And this is not new; a major part of the discussions about other accomodationists is an accusation that they are saying things they don’t really believe in order to “play nice”. No thought is given to the idea that they might actually believe that religion and science are not necessarily incompatible, or that they really think that the Bad Atheists are being far too harsh. No, they just want to play nice.
Now, someone may booklink this post and pray — or, well, whatever passes for prayer for them — for the day when she is revealed to be a shill, so let me just address that now: it doesn’t matter. Myers has no evidence of her being a shill other than what she believes, and it is quite possible for her to legitimately believe it. Thus, even if it turns out that she doesn’t actually believe that, Myers is still wrong since he has no real evidence to support that contention, and is just making it because he disagrees with her — proving that critical thinking was not engaged when he made these criticisms.
At the end, Myers says he’d rather be a Bad Atheist and keep his self-respect. If, as I say, a Bad Atheist is one that abandons critical thinking to oppose religion, then he should not be able to keep his self-respect and be one, and that he can says oh, so much.

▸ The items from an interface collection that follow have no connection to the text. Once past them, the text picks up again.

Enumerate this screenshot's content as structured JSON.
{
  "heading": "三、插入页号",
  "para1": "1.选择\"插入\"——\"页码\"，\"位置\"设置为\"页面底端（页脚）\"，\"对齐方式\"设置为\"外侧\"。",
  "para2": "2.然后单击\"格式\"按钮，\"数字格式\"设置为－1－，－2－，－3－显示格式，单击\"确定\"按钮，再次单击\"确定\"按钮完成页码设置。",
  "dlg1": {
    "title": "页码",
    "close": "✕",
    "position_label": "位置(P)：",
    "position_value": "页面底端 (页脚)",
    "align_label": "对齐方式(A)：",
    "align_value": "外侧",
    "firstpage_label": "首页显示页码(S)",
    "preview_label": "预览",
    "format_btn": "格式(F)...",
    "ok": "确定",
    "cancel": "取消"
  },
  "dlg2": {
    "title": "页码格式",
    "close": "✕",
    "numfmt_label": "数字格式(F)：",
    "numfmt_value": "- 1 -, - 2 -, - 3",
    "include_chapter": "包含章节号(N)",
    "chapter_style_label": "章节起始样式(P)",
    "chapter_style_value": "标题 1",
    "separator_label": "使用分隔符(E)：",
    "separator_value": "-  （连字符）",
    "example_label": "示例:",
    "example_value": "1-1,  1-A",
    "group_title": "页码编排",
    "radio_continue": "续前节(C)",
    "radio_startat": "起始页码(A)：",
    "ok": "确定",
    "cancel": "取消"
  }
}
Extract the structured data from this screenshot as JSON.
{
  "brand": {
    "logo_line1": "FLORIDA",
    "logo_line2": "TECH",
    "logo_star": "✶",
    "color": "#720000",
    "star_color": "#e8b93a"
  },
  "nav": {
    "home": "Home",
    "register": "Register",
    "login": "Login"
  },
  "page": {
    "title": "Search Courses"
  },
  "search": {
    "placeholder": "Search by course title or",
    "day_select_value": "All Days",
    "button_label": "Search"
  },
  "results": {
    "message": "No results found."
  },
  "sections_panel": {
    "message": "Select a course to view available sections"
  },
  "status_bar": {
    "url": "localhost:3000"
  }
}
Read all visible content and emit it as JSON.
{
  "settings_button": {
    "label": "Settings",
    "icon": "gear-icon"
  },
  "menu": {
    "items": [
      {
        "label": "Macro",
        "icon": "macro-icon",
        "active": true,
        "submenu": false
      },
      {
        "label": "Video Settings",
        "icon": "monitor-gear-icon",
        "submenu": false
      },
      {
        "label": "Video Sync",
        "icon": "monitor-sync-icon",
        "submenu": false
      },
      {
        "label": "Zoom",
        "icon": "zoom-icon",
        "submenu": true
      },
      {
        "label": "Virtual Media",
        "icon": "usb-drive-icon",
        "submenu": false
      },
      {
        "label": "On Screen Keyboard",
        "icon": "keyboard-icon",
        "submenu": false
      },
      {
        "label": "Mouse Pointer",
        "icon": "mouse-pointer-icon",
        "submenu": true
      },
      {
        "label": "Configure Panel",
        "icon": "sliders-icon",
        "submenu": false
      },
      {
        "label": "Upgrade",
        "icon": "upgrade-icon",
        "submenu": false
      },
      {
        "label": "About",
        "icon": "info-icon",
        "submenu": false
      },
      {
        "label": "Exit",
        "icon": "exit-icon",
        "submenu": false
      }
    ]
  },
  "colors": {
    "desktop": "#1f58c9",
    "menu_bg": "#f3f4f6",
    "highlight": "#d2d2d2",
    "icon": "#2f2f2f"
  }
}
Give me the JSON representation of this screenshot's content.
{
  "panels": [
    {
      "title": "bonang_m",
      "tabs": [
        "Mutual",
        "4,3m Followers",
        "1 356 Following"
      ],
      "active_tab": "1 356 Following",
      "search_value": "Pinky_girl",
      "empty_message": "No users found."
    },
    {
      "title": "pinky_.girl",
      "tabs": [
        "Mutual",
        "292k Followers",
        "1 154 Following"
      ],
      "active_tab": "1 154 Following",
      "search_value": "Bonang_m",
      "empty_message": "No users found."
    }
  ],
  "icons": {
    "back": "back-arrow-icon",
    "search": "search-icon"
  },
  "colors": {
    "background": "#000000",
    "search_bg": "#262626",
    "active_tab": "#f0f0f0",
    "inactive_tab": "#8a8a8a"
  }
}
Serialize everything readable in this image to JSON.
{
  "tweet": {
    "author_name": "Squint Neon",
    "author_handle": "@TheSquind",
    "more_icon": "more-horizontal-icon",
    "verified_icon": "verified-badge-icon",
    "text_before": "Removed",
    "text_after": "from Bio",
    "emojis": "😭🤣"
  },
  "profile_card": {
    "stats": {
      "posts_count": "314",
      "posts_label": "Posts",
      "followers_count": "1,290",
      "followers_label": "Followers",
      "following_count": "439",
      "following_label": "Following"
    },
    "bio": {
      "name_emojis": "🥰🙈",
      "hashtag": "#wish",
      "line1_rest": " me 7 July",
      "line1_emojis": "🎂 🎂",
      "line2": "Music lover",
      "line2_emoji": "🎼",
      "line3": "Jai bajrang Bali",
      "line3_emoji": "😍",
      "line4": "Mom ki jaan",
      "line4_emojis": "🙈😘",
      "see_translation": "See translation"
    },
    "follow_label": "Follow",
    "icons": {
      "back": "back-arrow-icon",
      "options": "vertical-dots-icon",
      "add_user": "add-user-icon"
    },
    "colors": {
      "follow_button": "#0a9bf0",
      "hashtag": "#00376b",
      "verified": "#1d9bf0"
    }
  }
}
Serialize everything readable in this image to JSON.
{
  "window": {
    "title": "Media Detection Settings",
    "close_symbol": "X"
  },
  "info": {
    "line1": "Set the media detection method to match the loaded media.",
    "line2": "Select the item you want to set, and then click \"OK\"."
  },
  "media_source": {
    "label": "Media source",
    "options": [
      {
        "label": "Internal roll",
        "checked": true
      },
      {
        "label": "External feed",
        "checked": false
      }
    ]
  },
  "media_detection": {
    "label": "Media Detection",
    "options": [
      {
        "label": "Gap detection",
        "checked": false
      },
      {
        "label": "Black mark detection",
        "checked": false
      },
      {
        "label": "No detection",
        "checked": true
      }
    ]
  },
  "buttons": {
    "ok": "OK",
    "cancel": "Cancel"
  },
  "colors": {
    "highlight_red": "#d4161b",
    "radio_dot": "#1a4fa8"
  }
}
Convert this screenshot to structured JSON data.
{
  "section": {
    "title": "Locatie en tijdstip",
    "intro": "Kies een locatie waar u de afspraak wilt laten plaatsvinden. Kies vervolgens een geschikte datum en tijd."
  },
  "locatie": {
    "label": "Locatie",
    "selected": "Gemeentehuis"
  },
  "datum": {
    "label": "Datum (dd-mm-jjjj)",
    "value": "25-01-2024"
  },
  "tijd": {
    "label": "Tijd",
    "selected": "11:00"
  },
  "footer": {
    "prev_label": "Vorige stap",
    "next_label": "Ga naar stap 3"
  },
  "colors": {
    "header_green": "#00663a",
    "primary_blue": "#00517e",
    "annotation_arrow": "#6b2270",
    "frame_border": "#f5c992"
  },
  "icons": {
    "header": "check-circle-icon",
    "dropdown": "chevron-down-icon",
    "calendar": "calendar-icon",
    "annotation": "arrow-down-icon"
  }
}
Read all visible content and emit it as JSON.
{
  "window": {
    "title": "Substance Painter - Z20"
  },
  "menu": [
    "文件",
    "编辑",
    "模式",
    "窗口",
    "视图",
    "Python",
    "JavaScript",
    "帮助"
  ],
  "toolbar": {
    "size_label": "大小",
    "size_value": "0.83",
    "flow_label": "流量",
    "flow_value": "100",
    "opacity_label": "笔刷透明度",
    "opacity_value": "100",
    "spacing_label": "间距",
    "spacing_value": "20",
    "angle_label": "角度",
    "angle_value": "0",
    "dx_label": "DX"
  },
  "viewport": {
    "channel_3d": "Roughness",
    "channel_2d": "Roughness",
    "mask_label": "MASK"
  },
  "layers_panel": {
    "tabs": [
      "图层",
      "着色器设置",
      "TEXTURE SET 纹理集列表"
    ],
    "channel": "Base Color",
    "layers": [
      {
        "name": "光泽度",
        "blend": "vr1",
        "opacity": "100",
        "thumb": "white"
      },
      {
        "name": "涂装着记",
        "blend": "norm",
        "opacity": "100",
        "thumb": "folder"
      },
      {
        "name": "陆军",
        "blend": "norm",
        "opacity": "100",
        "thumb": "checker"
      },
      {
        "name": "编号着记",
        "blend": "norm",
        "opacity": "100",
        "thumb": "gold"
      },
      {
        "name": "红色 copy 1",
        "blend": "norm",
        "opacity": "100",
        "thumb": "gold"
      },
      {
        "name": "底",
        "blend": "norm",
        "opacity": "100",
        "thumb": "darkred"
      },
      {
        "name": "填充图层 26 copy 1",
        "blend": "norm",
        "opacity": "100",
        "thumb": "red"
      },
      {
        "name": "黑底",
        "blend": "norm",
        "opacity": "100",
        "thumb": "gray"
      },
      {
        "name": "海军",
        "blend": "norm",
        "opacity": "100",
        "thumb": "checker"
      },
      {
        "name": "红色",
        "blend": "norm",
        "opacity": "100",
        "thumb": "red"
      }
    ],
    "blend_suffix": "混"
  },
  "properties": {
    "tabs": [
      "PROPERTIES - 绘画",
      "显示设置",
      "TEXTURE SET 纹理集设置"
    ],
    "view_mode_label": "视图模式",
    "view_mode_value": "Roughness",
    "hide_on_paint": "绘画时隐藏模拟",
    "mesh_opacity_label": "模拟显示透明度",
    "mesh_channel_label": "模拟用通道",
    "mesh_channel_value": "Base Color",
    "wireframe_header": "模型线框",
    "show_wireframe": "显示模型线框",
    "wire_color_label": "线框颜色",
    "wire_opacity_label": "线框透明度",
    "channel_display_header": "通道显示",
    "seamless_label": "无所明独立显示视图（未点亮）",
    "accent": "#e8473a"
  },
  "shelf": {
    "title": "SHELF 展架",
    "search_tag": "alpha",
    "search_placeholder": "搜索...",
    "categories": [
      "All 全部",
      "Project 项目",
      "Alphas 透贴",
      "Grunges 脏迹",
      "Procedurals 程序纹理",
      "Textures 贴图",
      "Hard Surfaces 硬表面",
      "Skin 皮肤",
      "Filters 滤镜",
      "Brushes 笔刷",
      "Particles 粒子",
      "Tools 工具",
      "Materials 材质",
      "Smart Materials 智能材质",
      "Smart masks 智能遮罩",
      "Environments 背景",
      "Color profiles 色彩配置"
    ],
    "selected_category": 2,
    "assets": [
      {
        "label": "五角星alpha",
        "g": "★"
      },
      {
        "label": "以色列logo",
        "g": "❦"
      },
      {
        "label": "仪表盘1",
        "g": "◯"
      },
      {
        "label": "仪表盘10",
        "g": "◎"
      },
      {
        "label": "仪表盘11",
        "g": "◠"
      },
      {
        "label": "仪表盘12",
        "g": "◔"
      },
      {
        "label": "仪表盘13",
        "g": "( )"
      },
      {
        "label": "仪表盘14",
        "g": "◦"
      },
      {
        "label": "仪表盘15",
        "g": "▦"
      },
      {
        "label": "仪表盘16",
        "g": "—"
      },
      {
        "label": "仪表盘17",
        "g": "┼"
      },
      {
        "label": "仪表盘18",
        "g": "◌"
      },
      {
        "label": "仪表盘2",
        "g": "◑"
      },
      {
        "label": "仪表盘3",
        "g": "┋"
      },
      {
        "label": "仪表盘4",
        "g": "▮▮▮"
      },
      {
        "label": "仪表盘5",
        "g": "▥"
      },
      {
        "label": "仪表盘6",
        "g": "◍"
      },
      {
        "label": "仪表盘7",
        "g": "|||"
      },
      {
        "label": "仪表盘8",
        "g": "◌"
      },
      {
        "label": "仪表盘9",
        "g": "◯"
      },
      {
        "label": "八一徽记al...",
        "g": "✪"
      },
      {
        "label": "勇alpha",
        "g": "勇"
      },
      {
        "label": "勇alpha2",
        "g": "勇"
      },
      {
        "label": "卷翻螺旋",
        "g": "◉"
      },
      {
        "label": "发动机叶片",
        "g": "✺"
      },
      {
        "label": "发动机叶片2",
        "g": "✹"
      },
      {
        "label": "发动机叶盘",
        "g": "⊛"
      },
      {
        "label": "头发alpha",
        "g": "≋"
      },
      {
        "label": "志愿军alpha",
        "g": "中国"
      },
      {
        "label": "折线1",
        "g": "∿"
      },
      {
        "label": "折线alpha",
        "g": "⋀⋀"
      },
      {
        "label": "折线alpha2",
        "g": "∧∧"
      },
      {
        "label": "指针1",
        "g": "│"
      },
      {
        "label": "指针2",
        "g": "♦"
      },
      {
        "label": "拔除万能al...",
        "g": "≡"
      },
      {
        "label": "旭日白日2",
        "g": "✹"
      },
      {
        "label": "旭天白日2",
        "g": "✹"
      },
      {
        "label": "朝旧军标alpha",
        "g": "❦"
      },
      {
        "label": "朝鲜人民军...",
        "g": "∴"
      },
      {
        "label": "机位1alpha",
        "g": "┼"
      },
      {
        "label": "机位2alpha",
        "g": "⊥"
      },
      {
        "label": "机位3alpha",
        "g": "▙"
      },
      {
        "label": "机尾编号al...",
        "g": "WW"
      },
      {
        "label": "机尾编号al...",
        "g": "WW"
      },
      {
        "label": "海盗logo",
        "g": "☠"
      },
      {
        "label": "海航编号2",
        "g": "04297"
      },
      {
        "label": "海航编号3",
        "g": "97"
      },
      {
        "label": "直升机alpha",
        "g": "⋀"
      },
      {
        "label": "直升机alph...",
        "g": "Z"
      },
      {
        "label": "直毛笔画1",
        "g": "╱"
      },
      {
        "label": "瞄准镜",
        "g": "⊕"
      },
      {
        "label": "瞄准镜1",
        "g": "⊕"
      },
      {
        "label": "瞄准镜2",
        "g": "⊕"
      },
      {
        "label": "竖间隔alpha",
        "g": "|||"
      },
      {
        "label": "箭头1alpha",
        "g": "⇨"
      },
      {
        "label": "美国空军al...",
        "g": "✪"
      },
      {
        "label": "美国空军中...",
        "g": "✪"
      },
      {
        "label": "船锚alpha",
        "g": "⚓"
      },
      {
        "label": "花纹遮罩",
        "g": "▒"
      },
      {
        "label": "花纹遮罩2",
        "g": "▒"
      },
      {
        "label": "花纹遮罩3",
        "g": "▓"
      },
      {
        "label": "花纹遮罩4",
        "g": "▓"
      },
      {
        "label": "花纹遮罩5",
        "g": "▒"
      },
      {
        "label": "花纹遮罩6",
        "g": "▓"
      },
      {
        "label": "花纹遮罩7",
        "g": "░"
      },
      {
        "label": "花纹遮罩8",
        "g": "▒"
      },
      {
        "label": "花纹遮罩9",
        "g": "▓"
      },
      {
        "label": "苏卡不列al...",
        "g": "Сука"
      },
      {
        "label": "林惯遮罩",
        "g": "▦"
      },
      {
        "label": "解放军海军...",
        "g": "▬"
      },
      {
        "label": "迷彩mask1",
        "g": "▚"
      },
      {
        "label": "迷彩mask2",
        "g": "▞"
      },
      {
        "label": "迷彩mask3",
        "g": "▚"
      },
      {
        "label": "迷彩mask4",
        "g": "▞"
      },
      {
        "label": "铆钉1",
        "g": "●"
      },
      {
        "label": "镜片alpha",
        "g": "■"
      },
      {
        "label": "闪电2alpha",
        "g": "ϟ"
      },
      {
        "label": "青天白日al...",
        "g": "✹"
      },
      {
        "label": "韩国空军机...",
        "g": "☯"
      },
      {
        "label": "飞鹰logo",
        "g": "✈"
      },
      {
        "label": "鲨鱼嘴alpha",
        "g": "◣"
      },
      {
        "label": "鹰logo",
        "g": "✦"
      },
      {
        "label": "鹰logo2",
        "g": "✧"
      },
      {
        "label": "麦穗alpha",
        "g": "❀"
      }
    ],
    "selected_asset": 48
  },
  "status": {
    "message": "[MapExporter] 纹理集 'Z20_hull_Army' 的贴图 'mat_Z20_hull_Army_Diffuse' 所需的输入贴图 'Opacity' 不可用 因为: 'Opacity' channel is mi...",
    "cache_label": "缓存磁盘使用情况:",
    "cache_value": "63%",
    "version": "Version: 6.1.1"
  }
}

(And yes, he can argue that that’s not his definition … but his Good Atheist definition was based on what he claimed believers thought … and being a believer, clearly I have more right to define those terms for believers than a non-believer does, no?)